What this task involves: Output the records precisely as they stand. Pictures are to be skipped.

Source information:
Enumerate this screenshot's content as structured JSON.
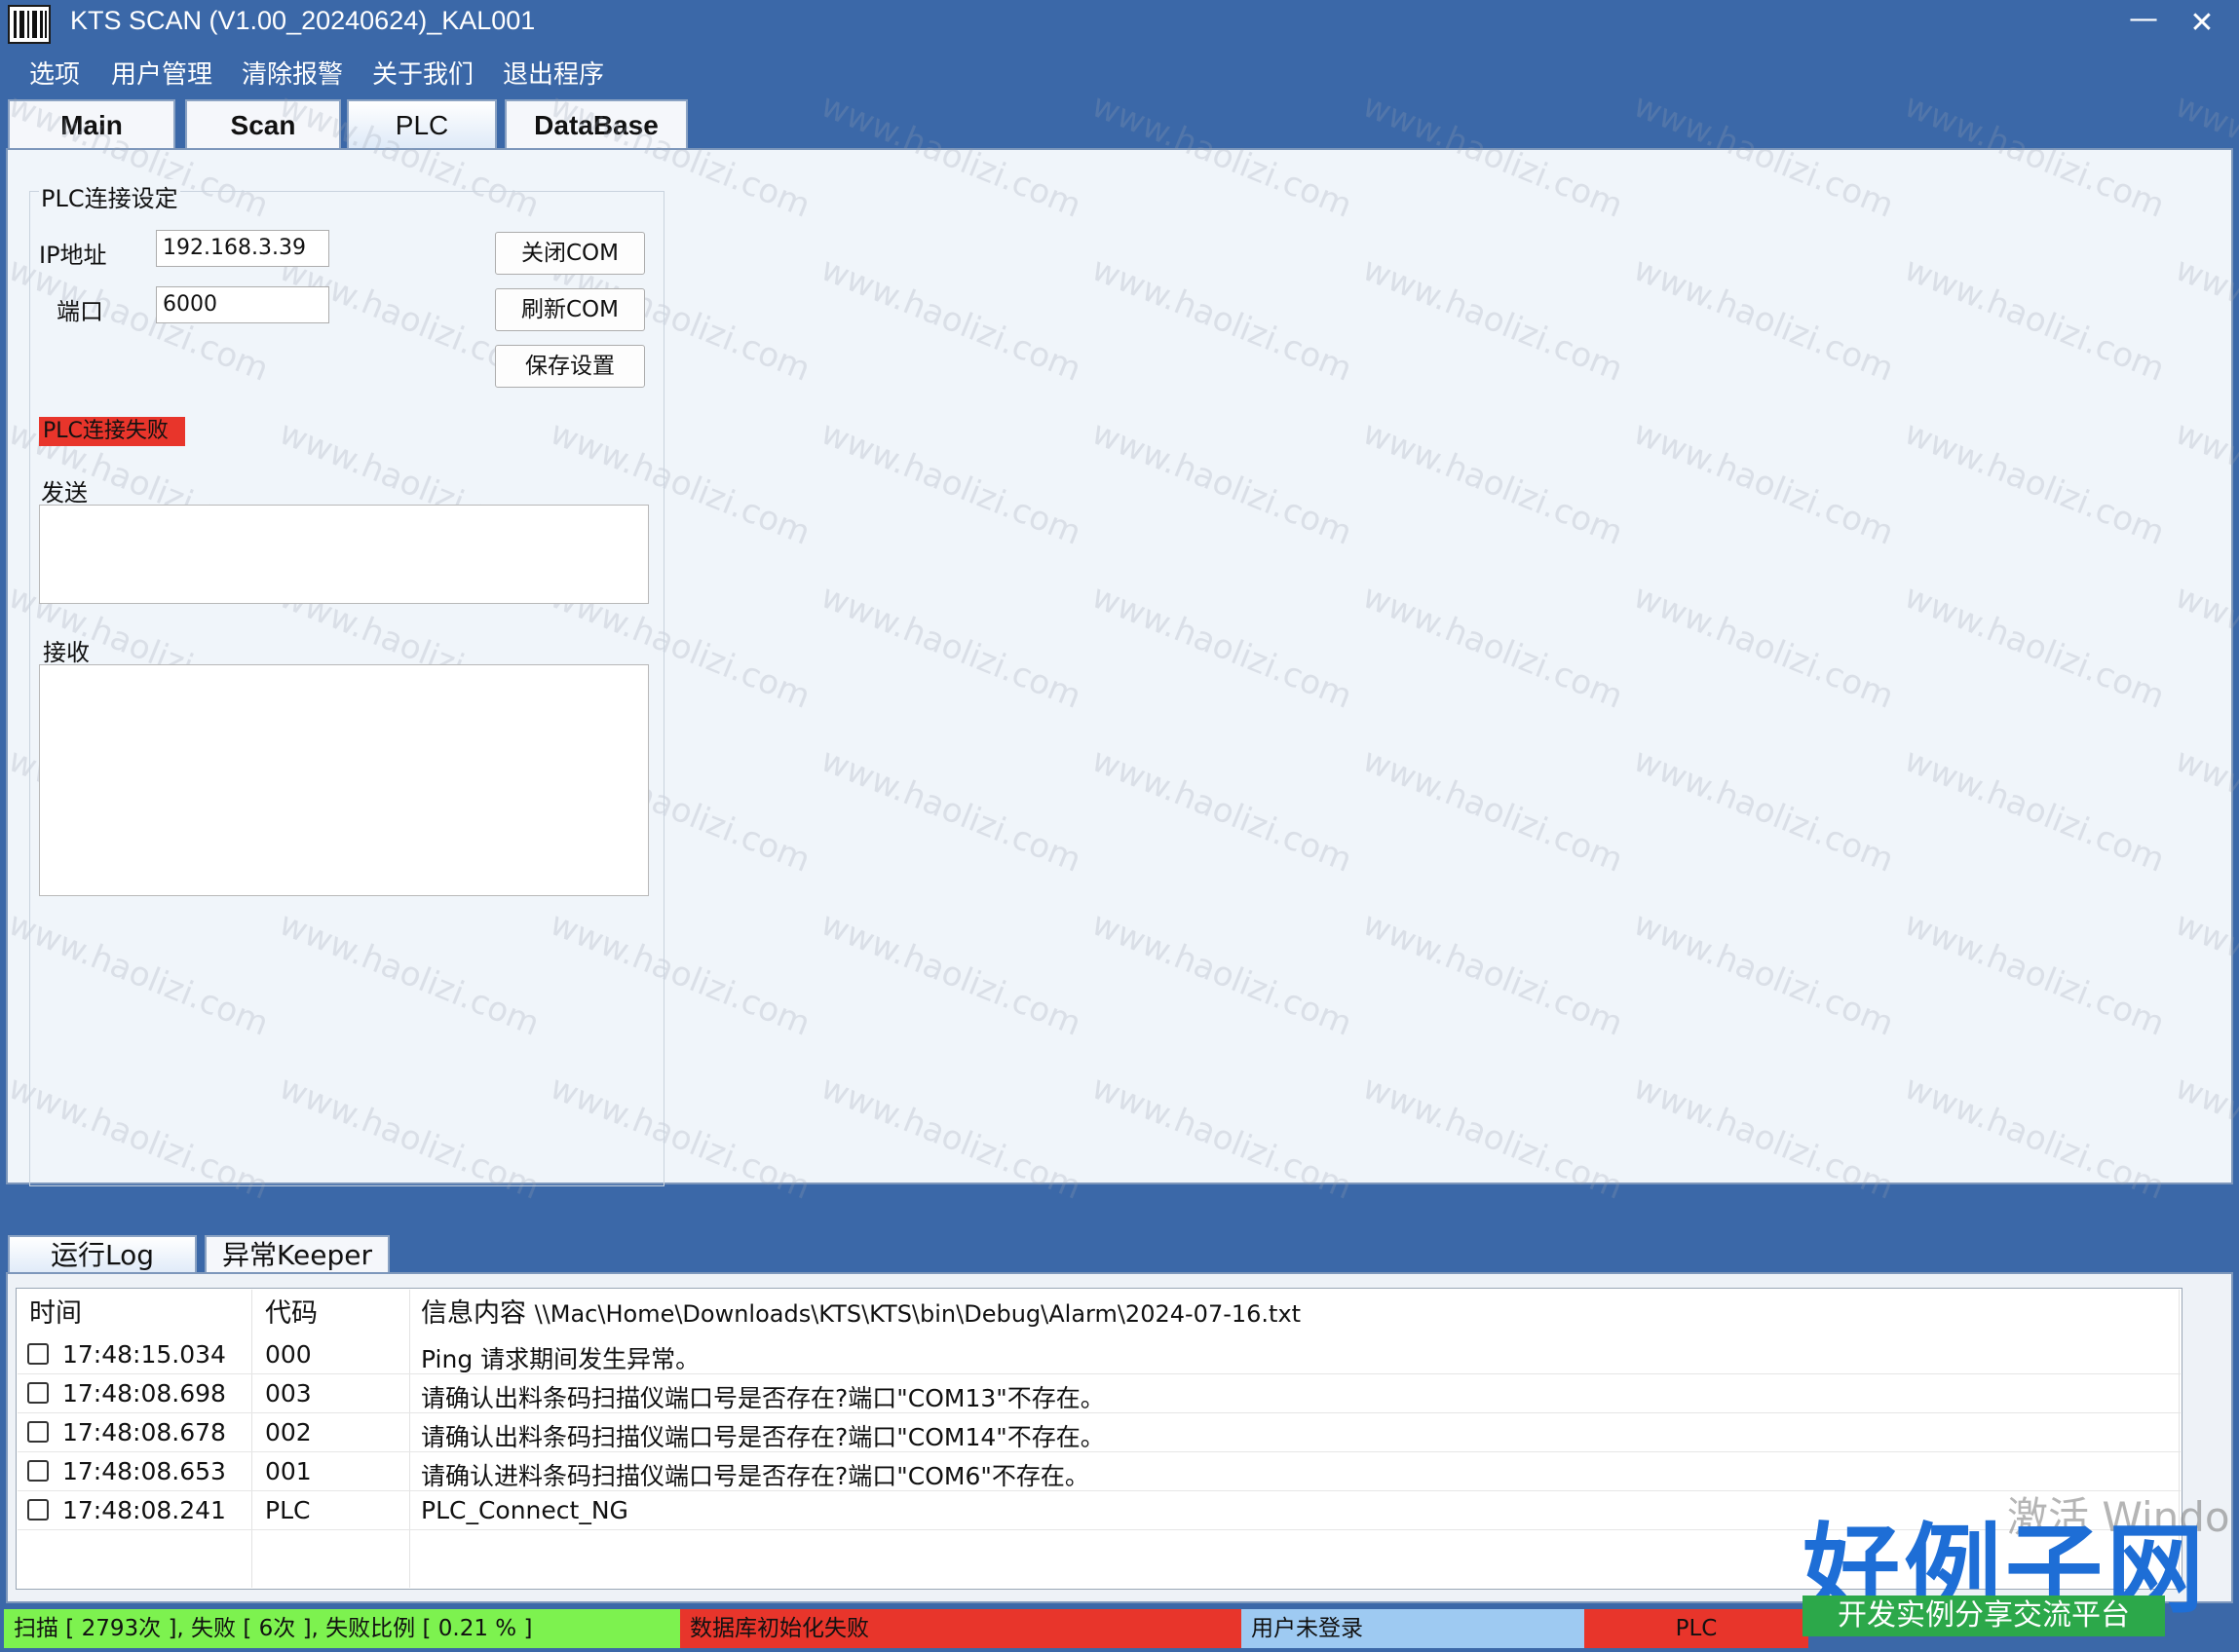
{
  "window": {
    "title": "KTS SCAN (V1.00_20240624)_KAL001",
    "minimize_glyph": "—",
    "close_glyph": "✕"
  },
  "menu": [
    "选项",
    "用户管理",
    "清除报警",
    "关于我们",
    "退出程序"
  ],
  "top_tabs": [
    "Main",
    "Scan",
    "PLC",
    "DataBase"
  ],
  "active_top_tab": "PLC",
  "plc": {
    "group_title": "PLC连接设定",
    "ip_label": "IP地址",
    "ip_value": "192.168.3.39",
    "port_label": "端口",
    "port_value": "6000",
    "btn_close_com": "关闭COM",
    "btn_refresh_com": "刷新COM",
    "btn_save": "保存设置",
    "status_text": "PLC连接失败",
    "status_color": "#e8352b",
    "send_label": "发送",
    "receive_label": "接收"
  },
  "bottom_tabs": [
    "运行Log",
    "异常Keeper"
  ],
  "log": {
    "columns": {
      "time": "时间",
      "code": "代码",
      "info": "信息内容",
      "path": "\\\\Mac\\Home\\Downloads\\KTS\\KTS\\bin\\Debug\\Alarm\\2024-07-16.txt"
    },
    "rows": [
      {
        "time": "17:48:15.034",
        "code": "000",
        "message": "Ping 请求期间发生异常。"
      },
      {
        "time": "17:48:08.698",
        "code": "003",
        "message": "请确认出料条码扫描仪端口号是否存在?端口\"COM13\"不存在。"
      },
      {
        "time": "17:48:08.678",
        "code": "002",
        "message": "请确认出料条码扫描仪端口号是否存在?端口\"COM14\"不存在。"
      },
      {
        "time": "17:48:08.653",
        "code": "001",
        "message": "请确认进料条码扫描仪端口号是否存在?端口\"COM6\"不存在。"
      },
      {
        "time": "17:48:08.241",
        "code": "PLC",
        "message": "PLC_Connect_NG"
      }
    ]
  },
  "statusbar": {
    "scan_stats": "扫描 [ 2793次 ], 失败 [ 6次 ], 失败比例 [ 0.21 % ]",
    "db_status": "数据库初始化失败",
    "user_status": "用户未登录",
    "plc_status": "PLC",
    "colors": {
      "green": "#7df24f",
      "red": "#e8352b",
      "blue": "#9ecaf2"
    }
  },
  "overlay": {
    "watermark": "www.haolizi.com",
    "brand_title": "好例子网",
    "brand_subtitle": "开发实例分享交流平台",
    "activation_hint": "激活 Windo"
  }
}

Reply:
Enumerate this screenshot's content as structured JSON.
{
  "window": {
    "title": "KTS SCAN (V1.00_20240624)_KAL001",
    "minimize_glyph": "—",
    "close_glyph": "✕"
  },
  "menu": [
    "选项",
    "用户管理",
    "清除报警",
    "关于我们",
    "退出程序"
  ],
  "top_tabs": [
    "Main",
    "Scan",
    "PLC",
    "DataBase"
  ],
  "active_top_tab": "PLC",
  "plc": {
    "group_title": "PLC连接设定",
    "ip_label": "IP地址",
    "ip_value": "192.168.3.39",
    "port_label": "端口",
    "port_value": "6000",
    "btn_close_com": "关闭COM",
    "btn_refresh_com": "刷新COM",
    "btn_save": "保存设置",
    "status_text": "PLC连接失败",
    "status_color": "#e8352b",
    "send_label": "发送",
    "receive_label": "接收"
  },
  "bottom_tabs": [
    "运行Log",
    "异常Keeper"
  ],
  "log": {
    "columns": {
      "time": "时间",
      "code": "代码",
      "info": "信息内容",
      "path": "\\\\Mac\\Home\\Downloads\\KTS\\KTS\\bin\\Debug\\Alarm\\2024-07-16.txt"
    },
    "rows": [
      {
        "time": "17:48:15.034",
        "code": "000",
        "message": "Ping 请求期间发生异常。"
      },
      {
        "time": "17:48:08.698",
        "code": "003",
        "message": "请确认出料条码扫描仪端口号是否存在?端口\"COM13\"不存在。"
      },
      {
        "time": "17:48:08.678",
        "code": "002",
        "message": "请确认出料条码扫描仪端口号是否存在?端口\"COM14\"不存在。"
      },
      {
        "time": "17:48:08.653",
        "code": "001",
        "message": "请确认进料条码扫描仪端口号是否存在?端口\"COM6\"不存在。"
      },
      {
        "time": "17:48:08.241",
        "code": "PLC",
        "message": "PLC_Connect_NG"
      }
    ]
  },
  "statusbar": {
    "scan_stats": "扫描 [ 2793次 ], 失败 [ 6次 ], 失败比例 [ 0.21 % ]",
    "db_status": "数据库初始化失败",
    "user_status": "用户未登录",
    "plc_status": "PLC",
    "colors": {
      "green": "#7df24f",
      "red": "#e8352b",
      "blue": "#9ecaf2"
    }
  },
  "overlay": {
    "watermark": "www.haolizi.com",
    "brand_title": "好例子网",
    "brand_subtitle": "开发实例分享交流平台",
    "activation_hint": "激活 Windo"
  }
}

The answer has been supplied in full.